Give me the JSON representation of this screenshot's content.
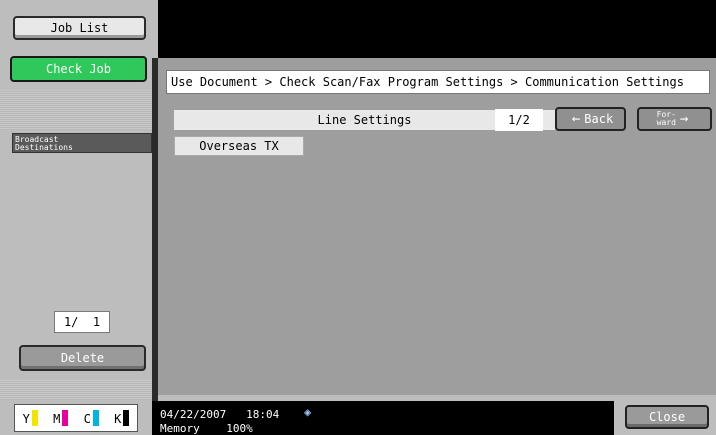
{
  "left_panel": {
    "job_list_label": "Job List",
    "check_job_label": "Check Job",
    "broadcast_label_line1": "Broadcast",
    "broadcast_label_line2": "Destinations",
    "pager": "1/  1",
    "delete_label": "Delete",
    "toner": [
      {
        "letter": "Y",
        "color": "#f2e600"
      },
      {
        "letter": "M",
        "color": "#e600a0"
      },
      {
        "letter": "C",
        "color": "#00b4e6"
      },
      {
        "letter": "K",
        "color": "#000000"
      }
    ]
  },
  "main": {
    "breadcrumb": "Use Document > Check Scan/Fax Program Settings > Communication Settings",
    "section_title": "Line Settings",
    "page_indicator": "1/2",
    "back_label": "Back",
    "forward_label_line1": "For-",
    "forward_label_line2": "ward",
    "items": [
      {
        "label": "Overseas TX"
      }
    ]
  },
  "status_bar": {
    "date": "04/22/2007",
    "time": "18:04",
    "memory_label": "Memory",
    "memory_value": "100%",
    "close_label": "Close"
  }
}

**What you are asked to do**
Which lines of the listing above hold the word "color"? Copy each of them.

**Reply to the task**
        "color": "#f2e600"
        "color": "#e600a0"
        "color": "#00b4e6"
        "color": "#000000"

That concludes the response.